Short Cervix

You have a short cervix on your most recent ultrasound scan, or you had one in a previous pregnancy. Either way, there are some important things you need to know.

Why is my cervix important in pregnancy?

Imagine your uterus is a balloon (currently filled with baby, placenta and the waters) – then your cervix is the knot in the balloon holding everything in!

More accurately, it’s the tube of muscle at the bottom of your womb.  During pregnancy the tube stays long and tightly closed.  Normally, the cervix only starts to shorten and open up when you have reached full term and the baby is ready to be born.

In some women, the cervix can’t hold on until the end of the pregnancy.  The cervix starts to shorten and dilate prematurely, usually without any pain or contractions.  This is sometimes called cervical insufficiency.

My cervix is too short - dr colin walsh

What if my cervix starts to open too soon?

Miscarriage and premature birth can both result from the cervix opening too soon.

Premature (or preterm) birth means delivery before 37 weeks gestation.  In New South Wales, 5-10% of all babies are born prematurely. Most babies with serious complications of prematurity are born before 34 weeks.

Miscarriages caused by cervical insufficiency occur later than most miscarriages, often around 14-20 weeks.

How can I check for a short cervix?

All pregnant women should have a fetal anatomy scan at 18-20 weeks.  As part of this scan, the sonographer checks for women who have a cervix measuring less than 25 mm.  Women who have cervical shortening at the 18-20 week scan have a higher than average risk of preterm birth.

I have a short cervix on my 20 week scan – what is my chance of delivering prematurely?

Women with a cervical length less than 25mm have a 30% risk of preterm delivery.  If the cervix is less than 15mm, the chance of preterm delivery is 50%.

My cervix was short in my last pregnancy – what do I do next time?

Any woman with a history of a cervical shortening, cervical insufficiency or premature birth is at risk of the same thing happening in the next pregnancy.  Ideally, you should have pre-pregnancy counselling to determine any underlying causes and make a plan for when you conceive.

Once you are pregnant, you should have an early visit (around 8 weeks) with a Maternal-Fetal Medicine specialist.  You will need extra monitoring and to discuss treatments that reduce your risk.

What treatments are available?

There are essentially 3 options available.  The best option will depend on your individual circumstances and should be discussed with a Maternal-Fetal Medicine specialist.  The options are:

  1. Observe closely – even women with a short cervix are most likely to deliver at term
  2. Commence vaginal progesterone medication to reduce the risk
  3. Insert a cervical stitch (cerclage) to reduce the risk

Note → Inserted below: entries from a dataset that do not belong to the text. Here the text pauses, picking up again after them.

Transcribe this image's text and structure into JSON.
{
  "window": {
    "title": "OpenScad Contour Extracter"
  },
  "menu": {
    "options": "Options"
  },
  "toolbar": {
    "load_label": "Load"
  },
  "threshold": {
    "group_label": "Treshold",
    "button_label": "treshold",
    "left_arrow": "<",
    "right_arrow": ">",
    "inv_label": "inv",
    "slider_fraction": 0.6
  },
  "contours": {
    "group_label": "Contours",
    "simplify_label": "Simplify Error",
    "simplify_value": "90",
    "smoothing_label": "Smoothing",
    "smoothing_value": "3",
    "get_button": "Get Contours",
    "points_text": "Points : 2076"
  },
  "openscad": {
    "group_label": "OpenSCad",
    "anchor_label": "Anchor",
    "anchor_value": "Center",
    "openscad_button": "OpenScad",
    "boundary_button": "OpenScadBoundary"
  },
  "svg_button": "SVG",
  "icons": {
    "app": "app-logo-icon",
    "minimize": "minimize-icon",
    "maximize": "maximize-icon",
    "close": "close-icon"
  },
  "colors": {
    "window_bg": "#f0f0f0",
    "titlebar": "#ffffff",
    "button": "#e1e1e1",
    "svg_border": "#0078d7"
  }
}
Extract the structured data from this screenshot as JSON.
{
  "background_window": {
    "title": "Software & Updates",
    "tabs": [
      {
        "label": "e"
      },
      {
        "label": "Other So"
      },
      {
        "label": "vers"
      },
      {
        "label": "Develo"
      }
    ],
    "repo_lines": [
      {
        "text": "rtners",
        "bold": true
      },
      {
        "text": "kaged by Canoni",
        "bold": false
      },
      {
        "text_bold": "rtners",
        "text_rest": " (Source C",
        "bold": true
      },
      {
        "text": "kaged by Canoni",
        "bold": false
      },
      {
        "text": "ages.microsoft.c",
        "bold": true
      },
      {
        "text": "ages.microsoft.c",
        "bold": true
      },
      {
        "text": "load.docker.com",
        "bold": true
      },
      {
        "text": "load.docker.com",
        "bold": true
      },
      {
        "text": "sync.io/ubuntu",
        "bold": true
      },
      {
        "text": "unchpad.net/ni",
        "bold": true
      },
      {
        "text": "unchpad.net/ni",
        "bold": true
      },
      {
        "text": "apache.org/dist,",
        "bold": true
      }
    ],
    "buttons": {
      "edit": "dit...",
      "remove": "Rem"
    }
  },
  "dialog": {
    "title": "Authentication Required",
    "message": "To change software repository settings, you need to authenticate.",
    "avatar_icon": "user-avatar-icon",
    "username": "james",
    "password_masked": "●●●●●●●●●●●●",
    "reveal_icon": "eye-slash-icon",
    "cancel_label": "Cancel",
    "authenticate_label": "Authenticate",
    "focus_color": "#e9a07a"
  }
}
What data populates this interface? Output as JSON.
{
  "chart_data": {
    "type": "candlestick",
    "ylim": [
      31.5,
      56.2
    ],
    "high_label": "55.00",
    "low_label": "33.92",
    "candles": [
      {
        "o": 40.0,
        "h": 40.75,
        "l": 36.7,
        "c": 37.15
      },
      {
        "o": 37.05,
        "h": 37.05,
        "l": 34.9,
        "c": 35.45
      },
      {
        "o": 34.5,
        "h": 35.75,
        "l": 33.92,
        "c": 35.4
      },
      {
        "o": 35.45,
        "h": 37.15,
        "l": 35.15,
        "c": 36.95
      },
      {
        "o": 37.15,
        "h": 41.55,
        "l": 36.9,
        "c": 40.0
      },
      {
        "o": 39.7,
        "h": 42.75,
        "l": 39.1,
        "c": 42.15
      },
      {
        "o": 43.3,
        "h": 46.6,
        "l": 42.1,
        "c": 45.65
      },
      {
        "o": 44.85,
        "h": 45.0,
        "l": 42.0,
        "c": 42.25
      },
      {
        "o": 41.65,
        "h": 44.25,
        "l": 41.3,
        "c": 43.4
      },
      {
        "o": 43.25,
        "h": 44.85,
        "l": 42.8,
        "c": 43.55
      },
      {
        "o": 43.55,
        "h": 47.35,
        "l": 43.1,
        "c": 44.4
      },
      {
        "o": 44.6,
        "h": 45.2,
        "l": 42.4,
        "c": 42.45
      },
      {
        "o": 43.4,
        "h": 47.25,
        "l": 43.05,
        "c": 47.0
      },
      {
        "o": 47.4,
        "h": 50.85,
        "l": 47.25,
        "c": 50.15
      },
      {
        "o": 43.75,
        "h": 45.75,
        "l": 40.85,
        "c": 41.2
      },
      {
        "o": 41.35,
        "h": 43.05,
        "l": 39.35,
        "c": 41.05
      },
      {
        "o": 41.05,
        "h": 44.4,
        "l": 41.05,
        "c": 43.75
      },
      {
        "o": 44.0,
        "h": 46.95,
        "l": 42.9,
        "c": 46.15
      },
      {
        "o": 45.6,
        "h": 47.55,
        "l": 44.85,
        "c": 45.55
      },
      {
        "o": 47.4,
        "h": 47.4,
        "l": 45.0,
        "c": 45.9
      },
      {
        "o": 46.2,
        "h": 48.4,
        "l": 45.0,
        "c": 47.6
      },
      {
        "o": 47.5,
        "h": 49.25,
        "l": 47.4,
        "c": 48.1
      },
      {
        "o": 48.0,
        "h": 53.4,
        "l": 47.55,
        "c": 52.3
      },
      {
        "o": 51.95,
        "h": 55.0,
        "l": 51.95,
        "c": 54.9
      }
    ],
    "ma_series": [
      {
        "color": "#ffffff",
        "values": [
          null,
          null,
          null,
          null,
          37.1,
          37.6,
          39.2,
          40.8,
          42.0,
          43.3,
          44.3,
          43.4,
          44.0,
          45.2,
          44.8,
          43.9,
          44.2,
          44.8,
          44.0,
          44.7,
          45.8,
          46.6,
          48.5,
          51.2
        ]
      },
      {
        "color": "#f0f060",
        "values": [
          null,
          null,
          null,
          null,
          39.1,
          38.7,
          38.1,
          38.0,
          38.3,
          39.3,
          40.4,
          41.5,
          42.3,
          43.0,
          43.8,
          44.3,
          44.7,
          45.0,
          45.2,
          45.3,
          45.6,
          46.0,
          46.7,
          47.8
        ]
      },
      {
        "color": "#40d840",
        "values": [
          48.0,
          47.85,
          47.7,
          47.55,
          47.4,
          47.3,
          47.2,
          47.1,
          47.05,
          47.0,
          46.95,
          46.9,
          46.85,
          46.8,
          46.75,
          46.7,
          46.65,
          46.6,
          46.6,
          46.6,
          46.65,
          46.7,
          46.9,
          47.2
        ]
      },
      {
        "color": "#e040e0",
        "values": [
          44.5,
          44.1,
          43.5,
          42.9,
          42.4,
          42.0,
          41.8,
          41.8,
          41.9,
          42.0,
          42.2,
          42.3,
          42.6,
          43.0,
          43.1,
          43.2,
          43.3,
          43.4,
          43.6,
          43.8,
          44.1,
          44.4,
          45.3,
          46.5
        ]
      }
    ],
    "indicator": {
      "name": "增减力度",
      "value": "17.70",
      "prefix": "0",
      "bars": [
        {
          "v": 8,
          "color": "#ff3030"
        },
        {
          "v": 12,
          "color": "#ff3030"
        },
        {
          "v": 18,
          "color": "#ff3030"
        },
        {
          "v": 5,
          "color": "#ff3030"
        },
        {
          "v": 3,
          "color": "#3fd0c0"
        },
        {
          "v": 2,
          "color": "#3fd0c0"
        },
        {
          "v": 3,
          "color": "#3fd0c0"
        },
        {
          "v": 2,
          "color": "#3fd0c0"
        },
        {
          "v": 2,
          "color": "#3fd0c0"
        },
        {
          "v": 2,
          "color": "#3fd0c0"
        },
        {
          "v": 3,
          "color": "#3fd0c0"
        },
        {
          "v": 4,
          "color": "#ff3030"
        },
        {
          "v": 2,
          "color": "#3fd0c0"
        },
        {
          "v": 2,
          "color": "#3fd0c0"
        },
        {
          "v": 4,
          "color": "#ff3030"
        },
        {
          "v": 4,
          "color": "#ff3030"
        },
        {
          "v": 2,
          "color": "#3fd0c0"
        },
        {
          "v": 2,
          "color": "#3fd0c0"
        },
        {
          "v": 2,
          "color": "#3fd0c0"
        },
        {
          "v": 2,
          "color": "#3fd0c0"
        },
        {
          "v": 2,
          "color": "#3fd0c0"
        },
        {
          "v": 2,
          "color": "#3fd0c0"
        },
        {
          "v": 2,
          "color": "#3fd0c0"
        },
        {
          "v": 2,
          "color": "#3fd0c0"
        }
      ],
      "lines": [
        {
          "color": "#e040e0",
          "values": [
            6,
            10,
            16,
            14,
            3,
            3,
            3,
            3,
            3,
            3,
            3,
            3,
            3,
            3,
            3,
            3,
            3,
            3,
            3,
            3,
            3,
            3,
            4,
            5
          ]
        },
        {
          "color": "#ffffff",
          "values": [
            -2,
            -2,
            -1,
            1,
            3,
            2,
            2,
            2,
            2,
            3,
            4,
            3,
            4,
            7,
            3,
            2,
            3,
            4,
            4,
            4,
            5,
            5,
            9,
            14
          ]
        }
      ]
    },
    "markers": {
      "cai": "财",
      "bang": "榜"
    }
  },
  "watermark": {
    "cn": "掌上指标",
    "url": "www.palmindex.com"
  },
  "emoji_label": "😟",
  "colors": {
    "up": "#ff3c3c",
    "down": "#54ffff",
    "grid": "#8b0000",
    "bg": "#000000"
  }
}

As always, this information is intended for general educational purposes only. It is not medical advice. Please discuss any medical issues with your own doctor. Read our full medical disclaimer here.